|The brickyard 400 used to draw a big crowd|
In 1994 when the inaugural Brickyard 400 Monster Series NASCAR Cup race was held at the venerated Indianapolis Motor Speedway, it was a historical event for all of motorsports writes Steve Waid of Popular Speed.
For the first time stock cars were going to compete on the two-mile track that had, since 1911, been reserved for open wheel cars and was the home of the Indianapolis 500, perhaps the greatest sporting event in the world.
You can well imagine the atmosphere in Speedway, Ind., for NASCAR’s debut.
It was teeming with excitement. It was the scene of great anticipation. Thousands upon thousands of fans and the just plain curious poured in. The grandstands were full.
The attendance wasn’t as great as that for the Indy 500, but there were hundreds of thousands on hand. It was clearly the largest crowd ever to attend a NASCAR event.
Only seldom do drivers feel a sense of awe coupled with the type of tension that makes palms sweat. They were enveloped by it all at Indy.
After all, they were going to race on track that once was closed to them. For years the open wheel crowd, and Indy, looked down on stock cars, which were considered unsophisticated, jacked up taxicabs built by shade tree mechanics.
The story went that Bill France, the founder of NASCAR, came to Indy once and was denied entry. Afterward he swore to build his sport by constructing a track the likes of which had never been seen. Thus, eventually, Daytona International Speedway was born.

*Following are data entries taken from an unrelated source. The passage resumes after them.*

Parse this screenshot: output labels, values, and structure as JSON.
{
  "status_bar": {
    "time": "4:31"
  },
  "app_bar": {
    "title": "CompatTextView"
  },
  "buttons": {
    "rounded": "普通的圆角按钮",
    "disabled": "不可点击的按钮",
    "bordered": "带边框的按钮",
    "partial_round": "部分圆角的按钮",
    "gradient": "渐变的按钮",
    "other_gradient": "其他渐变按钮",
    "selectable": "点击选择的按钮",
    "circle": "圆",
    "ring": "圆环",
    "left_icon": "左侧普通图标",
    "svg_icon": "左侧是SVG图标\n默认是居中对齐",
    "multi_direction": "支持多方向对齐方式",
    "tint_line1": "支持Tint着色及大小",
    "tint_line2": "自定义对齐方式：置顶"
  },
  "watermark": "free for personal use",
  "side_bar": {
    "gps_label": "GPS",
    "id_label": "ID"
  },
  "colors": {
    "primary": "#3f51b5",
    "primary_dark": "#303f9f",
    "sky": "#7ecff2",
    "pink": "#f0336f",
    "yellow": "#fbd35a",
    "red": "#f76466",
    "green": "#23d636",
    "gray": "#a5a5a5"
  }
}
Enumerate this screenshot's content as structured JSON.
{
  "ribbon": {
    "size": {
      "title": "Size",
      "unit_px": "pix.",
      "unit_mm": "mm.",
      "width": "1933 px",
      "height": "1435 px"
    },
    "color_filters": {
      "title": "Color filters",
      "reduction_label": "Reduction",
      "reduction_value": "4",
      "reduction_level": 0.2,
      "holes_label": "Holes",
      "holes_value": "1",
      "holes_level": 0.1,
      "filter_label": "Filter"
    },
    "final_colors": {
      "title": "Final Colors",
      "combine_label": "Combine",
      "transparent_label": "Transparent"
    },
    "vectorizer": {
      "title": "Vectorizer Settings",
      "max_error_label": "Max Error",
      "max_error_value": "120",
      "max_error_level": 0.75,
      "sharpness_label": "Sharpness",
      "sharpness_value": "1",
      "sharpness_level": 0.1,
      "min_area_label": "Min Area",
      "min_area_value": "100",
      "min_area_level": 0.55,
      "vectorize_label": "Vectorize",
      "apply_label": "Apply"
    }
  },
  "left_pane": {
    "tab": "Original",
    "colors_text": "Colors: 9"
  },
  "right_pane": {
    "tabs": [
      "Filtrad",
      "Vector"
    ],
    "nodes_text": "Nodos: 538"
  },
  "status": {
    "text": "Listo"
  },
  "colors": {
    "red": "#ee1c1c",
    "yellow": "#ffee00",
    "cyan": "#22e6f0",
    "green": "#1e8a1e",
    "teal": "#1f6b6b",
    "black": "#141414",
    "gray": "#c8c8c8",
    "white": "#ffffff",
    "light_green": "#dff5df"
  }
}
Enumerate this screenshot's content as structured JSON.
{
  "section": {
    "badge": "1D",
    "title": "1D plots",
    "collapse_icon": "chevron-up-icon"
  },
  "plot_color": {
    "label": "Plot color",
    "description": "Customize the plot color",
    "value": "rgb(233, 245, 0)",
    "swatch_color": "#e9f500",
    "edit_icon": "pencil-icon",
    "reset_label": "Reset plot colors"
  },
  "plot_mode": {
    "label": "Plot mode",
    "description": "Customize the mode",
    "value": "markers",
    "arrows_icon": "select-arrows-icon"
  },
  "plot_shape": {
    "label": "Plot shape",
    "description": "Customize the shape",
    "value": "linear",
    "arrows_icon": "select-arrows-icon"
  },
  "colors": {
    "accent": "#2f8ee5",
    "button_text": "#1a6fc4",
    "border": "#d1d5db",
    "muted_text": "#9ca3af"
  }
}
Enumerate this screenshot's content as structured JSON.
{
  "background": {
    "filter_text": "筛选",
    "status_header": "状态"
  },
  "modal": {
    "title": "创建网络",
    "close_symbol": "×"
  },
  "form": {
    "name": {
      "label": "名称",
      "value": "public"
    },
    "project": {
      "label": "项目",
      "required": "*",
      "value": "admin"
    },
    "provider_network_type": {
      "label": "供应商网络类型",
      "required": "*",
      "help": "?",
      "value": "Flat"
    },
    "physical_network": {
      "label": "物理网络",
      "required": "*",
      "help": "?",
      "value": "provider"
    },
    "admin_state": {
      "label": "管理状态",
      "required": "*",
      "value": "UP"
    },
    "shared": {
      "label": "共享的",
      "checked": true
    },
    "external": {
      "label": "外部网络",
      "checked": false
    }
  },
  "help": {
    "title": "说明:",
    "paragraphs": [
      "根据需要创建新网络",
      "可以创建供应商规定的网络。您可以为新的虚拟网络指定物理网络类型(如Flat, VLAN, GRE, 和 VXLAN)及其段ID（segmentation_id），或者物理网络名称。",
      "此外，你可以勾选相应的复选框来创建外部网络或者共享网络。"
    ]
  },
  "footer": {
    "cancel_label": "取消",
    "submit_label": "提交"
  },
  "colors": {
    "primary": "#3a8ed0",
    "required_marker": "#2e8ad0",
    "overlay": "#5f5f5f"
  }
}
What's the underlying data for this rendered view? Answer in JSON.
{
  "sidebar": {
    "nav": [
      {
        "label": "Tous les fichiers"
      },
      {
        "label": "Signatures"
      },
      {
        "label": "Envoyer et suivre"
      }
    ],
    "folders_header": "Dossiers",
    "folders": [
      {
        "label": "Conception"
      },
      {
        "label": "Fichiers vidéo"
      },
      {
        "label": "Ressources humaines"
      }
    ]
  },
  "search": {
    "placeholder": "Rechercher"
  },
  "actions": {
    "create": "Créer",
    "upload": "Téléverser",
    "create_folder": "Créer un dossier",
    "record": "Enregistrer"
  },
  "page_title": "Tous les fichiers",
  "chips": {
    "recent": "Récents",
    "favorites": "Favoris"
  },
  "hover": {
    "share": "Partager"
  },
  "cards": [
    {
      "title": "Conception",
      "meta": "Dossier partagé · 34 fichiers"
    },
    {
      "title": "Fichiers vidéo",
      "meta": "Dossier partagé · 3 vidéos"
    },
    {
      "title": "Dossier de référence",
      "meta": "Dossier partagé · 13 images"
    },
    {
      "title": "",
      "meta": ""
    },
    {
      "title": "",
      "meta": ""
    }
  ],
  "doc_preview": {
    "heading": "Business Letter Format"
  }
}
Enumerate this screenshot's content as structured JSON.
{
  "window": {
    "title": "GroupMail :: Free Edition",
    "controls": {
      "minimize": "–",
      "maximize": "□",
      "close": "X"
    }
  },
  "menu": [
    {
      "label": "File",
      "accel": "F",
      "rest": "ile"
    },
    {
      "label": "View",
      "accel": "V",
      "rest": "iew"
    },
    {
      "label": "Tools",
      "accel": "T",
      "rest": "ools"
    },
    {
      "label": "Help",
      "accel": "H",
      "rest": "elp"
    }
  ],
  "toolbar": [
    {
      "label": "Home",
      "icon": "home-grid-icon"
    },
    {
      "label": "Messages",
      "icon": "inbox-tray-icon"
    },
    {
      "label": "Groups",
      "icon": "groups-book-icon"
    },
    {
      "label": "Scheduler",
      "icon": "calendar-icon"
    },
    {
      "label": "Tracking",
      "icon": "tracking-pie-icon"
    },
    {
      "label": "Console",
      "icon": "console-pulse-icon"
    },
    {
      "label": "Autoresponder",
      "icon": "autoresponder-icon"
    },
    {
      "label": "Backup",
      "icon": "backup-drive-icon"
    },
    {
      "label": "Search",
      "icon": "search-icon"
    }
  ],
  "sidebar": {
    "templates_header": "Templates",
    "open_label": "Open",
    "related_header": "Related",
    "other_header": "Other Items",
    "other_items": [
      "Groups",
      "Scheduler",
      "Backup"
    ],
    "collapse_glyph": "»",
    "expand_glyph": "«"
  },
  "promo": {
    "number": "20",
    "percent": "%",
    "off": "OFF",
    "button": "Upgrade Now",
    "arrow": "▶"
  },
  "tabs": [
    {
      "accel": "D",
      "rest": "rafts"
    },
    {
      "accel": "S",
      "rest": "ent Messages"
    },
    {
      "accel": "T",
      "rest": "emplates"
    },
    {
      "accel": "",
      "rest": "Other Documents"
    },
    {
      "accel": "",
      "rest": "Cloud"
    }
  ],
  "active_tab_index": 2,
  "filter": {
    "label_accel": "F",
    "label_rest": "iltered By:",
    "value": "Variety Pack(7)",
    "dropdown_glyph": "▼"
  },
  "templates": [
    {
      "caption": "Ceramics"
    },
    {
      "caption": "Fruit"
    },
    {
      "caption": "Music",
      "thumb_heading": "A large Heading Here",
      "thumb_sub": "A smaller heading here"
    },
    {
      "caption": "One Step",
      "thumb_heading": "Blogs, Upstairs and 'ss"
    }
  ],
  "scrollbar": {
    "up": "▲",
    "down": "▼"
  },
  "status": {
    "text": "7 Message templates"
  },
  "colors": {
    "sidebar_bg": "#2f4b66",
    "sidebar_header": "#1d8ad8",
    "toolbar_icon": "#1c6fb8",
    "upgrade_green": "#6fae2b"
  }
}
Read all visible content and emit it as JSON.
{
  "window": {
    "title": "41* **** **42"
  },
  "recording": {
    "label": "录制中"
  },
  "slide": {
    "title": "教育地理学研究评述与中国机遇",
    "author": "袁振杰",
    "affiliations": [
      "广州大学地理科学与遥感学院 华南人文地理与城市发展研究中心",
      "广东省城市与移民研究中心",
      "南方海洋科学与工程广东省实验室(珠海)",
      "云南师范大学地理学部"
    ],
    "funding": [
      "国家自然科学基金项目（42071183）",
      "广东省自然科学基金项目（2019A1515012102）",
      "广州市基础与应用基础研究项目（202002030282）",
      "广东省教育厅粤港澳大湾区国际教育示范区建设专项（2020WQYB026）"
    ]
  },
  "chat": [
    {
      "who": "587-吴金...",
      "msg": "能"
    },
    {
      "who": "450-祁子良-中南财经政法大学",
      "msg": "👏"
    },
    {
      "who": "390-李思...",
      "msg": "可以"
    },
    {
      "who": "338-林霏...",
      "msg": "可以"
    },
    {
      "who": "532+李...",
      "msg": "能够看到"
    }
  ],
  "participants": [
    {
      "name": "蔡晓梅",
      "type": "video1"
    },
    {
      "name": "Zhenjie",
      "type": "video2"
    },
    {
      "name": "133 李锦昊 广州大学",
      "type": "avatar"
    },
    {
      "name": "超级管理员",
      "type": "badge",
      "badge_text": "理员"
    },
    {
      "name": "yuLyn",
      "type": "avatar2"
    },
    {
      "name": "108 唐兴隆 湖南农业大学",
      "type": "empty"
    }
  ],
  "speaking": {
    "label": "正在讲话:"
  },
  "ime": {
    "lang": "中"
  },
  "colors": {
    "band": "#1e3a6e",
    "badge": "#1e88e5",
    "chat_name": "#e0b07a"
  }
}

So the story goes.
But there was no denying that the “taxi cabs" were not welcome. That was particularly true during the long presidency of Tony Hulman, the man who saved Indy from oblivion during the World War II years.
Hulman’s successors, John Cooper and John Cloutier, considered a second race at Indy from time to time. But the board of directors never acted. It never really wanted to do so.
Things changed when Tony George took over operations in 1989. George was ambitious and he began to plot how the speedway could expand its presence – and increase its income – with a second event.
In 1991 George made a proposal to the board of directors. This time it approved the establishment of a second race. Its first choice was a NASCAR Winston Cup event. The International Race of Champions was also considered.
Rumor rumblings began. Media and drivers alike heard and spread the word that NASCAR may indeed get to Indy. Such reports had been heard earlier but were quickly quashed by Hulman.
This time, no matter how silent George and NASCAR remained, the rumors would not go away.
They grew louder in 1992 when NASCAR regulars Dave Marcis and Dick Trickle tested IROC cars at the track. It was said they were doing so because Indy was considering IROC for a second event, to be conducted in May as a companion race for the 500.
After testing it was determined that changes needed to be made if the track were to play host to a stock car event. New walls and fences were built to withstand the impact of a 3,500-pound car. Pit road was widened and pit stalls surrounded by concrete.
It became obvious Indy wasn’t spending all this money solely on an IROC event.
Much had gone on behind the scenes. After a year of silence and skullduggery – and an increasing amount of rumors – it was announced on April 14, 1993 by George and NASCAR President Bill France, Jr., that a race to be known as the Brickyard 400 would be held on August 6, 1994.
As far as the NASCAR world was concerned it was like being jabbed with a cattle prod. The media, even those that did not cover racing on a regular basis, made ready to cover what would be history.
NASCAR’s loyal followers from the South made travel and ticket arrangements.
Teams and drivers announced in droves that they were going to Indy. Some who raced only on a partial basis or were even retired – like A.J. Foyt – intended to compete. Eventually more than 60 teams attempted to qualify.
The first scheduled NASCAR test was held in 1993 and thousands of fans attended. No one could remember the last time the media hit their budgets so hard to cover testing. Nor could anyone remember the last time competitors were so excited to get on a track.
|The Taxicabs race before largely empty grandstands at Indy now|
Dale Earnhardt made it a point to be the first out.
So it came as no surprise that an electrically charge atmosphere swirled around that first Brickyard 400, a race that was immediately claimed by many to be the equal of the Daytona 500.
That was then.
But today …
For the Brickyard 400 Indianapolis is surrounded by thousands of empty grandstand seats. It’s like a vast, barren canyon in which a shout would become an echo.
Compared to the past attendance is paltry. The excitement and anticipation is gone, replaced by apathy.
Drivers still want to win at Indy, but far fewer of them even bother to come as they once did.
The media doesn’t come in past numbers. But those who were on the job at the inaugural event, and for several years afterward, recall how it used to be and wonder why it’s all changed.
Doubtless there are several reasons. But suffice it to say that Indianapolis is now part of the malaise that grips NASCAR, its speedways, its attendance and its television ratings.
If you were there for the first Brickyard 400 or even for several of those that followed, it’s likely you share the same opinion as I:
It’s sad, so very sad. Steve Waid/Popular Speed